In Jones v. Ford Motor Co., No. 22-35447, 2023 WL 7097365 (9th Cir. Oct. 27, 2023), the Court of Appeals for the 9th Circuit affirmed dismissal of a privacy class action due to absence of standing. In Jones, the Owner of a vehicle equipped with “infotainment” system that automatically downloaded, copied, and indefinitely stored the call logs and text messages of any cellphone connected to it, and person with whom owner exchanged private text messages before owner had connected his cellphone to his vehicle’s on-board infotainment system, brought putative class action in state court against vehicle’s manufacturer alleging manufacturer made unlawful recordings of their private communications in violation of the Washington Privacy Act (WPA). Following removal, the United States District Court for the Western District of Washington, David G. Estudillo, J., 2022 WL 1423646, granted manufacturer’s motion to dismiss. Plaintiffs appealed. The Court of Appeals held that: (1) the complaint alleged violation of substantive privacy right under the WPA, and thus plausibly articulated an Article III injury, as required to have standing; but (2) the complaint failed to allege an injury to plaintiffs’ business, person, or reputation, and thus failed to state a claim; and (3) invasion of privacy, without more, is insufficient to meet the statutory injury requirements for WPA claim.
The Court of Appeals found plausible standing under Article III, but absence of injury to substantiate a claim under Washington’s WPA.

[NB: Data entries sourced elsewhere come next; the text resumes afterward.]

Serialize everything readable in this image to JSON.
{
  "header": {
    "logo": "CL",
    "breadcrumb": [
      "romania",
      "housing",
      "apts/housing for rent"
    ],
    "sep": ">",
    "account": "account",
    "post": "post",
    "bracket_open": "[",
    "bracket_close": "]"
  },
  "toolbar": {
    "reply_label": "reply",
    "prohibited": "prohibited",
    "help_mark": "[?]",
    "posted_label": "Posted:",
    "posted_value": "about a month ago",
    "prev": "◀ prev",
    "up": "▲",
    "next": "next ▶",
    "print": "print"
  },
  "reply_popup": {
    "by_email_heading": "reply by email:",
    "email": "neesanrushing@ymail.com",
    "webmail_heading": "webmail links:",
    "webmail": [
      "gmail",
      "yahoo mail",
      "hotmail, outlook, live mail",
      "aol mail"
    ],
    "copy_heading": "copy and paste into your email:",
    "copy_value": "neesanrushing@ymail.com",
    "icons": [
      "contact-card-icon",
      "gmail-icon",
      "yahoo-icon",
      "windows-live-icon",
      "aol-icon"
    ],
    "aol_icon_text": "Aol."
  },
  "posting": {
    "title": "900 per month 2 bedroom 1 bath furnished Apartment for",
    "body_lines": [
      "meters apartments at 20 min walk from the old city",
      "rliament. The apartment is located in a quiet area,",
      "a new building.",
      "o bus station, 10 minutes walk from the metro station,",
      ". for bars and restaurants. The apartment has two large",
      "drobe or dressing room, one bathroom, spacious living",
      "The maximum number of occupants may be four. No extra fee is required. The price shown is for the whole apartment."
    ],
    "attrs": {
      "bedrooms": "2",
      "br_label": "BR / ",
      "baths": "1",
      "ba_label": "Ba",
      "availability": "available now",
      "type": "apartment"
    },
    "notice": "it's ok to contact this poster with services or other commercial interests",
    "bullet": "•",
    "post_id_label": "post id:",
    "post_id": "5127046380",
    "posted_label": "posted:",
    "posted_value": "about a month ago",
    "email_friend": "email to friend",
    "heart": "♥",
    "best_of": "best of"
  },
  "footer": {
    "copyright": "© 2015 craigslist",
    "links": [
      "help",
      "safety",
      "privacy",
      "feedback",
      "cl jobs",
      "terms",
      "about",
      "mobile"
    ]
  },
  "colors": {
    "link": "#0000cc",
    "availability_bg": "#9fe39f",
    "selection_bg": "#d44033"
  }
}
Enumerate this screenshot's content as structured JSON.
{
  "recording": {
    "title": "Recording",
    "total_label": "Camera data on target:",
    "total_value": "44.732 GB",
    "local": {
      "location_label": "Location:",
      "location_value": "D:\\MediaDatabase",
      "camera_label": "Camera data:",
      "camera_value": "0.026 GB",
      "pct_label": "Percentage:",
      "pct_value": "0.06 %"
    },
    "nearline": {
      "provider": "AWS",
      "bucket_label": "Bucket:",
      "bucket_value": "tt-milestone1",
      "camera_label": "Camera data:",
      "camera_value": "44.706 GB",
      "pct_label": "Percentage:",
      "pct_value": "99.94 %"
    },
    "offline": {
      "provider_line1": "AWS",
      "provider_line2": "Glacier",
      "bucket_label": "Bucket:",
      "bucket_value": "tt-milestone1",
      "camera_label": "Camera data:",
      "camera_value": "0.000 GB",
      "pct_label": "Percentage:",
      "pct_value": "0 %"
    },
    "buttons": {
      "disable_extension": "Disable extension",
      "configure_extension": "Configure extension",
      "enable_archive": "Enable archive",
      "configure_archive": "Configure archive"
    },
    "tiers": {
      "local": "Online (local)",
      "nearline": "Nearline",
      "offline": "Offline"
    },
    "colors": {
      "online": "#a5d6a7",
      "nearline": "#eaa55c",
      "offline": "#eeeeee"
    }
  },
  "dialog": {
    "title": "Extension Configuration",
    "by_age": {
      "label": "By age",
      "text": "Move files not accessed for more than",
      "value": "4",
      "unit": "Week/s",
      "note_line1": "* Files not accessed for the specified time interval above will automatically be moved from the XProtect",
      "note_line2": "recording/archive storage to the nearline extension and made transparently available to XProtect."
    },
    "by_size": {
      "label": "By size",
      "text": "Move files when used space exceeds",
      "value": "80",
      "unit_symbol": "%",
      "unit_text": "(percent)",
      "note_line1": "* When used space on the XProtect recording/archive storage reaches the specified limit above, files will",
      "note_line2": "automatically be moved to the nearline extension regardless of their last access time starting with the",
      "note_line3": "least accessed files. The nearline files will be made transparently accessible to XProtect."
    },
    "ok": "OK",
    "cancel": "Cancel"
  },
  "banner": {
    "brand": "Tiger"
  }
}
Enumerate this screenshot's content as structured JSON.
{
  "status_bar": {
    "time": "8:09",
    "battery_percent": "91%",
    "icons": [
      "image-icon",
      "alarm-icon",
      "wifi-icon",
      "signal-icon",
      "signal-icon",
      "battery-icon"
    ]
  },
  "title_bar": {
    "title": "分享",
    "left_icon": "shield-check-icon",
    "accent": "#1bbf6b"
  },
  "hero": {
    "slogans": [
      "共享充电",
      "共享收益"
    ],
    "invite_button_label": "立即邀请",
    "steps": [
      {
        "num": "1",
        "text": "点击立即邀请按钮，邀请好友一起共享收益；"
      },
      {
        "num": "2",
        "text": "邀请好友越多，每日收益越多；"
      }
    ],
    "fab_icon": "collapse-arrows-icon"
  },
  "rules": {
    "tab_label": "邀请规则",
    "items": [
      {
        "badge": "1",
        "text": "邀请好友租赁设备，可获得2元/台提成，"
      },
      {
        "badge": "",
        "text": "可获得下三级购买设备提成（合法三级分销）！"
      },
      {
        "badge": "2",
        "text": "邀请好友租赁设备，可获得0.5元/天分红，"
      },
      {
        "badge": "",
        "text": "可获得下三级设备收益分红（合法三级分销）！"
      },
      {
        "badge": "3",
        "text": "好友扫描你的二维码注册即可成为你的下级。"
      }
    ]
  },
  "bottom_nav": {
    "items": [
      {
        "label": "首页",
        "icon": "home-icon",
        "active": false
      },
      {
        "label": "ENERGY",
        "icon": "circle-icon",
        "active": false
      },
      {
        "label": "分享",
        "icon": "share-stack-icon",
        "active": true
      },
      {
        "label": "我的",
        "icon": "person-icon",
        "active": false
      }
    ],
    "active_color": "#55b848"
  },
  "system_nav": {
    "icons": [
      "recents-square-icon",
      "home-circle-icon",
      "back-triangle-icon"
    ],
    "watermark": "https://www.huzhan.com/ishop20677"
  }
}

Here, the complaint alleges that the vehicle’s system downloads all text messages and call logs from Plaintiffs’ cellphones as soon as they are connected. The complaint also alleges that the infotainment system permanently stores the private communications without Plaintiffs’ knowledge or consent. At the pleading stage, those allegations plausibly articulate an Article III injury because they claim violation of a substantive privacy right. See Eichenberger, 876 F.3d at 983. Whether Plaintiffs “will be successful on the merits in [this] suit against [Ford] does not affect whether [they have] standing to pursue such a suit.” Iten v. Los Angeles, 81 F.4th 979, 990 (9th Cir. 2023) (citation omitted). Article III standing is thus satisfied, and the district court properly retained jurisdiction to hear this case. . . .To bring a claim under the WPA, a plaintiff must show that “a violation of [the WPA] has injured his or her business, his or her person, or his or her reputation. A person so injured shall be entitled to actual damages … or liquidated damages.” WASH. REV. CODE § 9.73.060. On appeal, Plaintiffs claim that a violation of the WPA itself is an invasion of privacy that constitutes remediable injury. But the statutory text does not support their interpretation.
10It is well established that “[s]tatutes must be interpreted and construed so that all the language used is given effect, with no portion rendered meaningless or superfluous.” Whatcom Cnty. v. City of Bellingham, 128 Wash.2d 537, 909 P.2d 1303, 1308 (1996) (en banc); see also Corley v. United States, 556 U.S. 303, 314, 129 S.Ct. 1558, 173 L.Ed.2d 443 (2009). If Plaintiffs’ understanding of the statute were sufficient to establish a claim, WPA Section 9.73.060 would be surplusage because a violation of the statute alone, without more, would automatically satisfy an injury to the person. Yet, the statute expressly requires an injury to one’s business, person, or reputation. We find it difficult to believe Washington intended such a redundant outcome.
This issue has been percolating through district courts in our circuit, and they have reached the same conclusion. See, e.g., Brinkley v. Monterey Fin. Servs., LLC, 340 F. Supp. 3d 1036, 1044–45 & n.3 (S.D. Cal. 2018) (finding that the invasion of privacy inherent in the unauthorized recording of an individual’s conversation, without more, is insufficient to meet the Section 9.73.060 injury requirement); Russo v. Microsoft Corp., No. 4:20-cv-04818-YGR, 2021 WL 2688850, at *3 n.3 (N.D. Cal. June 30, 2021) (finding that the WPA’s cause of action applies only to those claiming that a violation has injured business, person, or reputation). We embrace this analysis and hold that an invasion of privacy, without more, is insufficient to meet the statutory injury requirements of Section 9.73.060. To succeed at the pleading stage of a WPA claim, Plaintiffs must allege an injury to “his or her business, his or her person, or his or her reputation.” WASH. REV. CODE § 9.73.060. Plaintiffs failed to do so here.1 We note that Plaintiffs were given an opportunity to amend their complaint but declined to do so.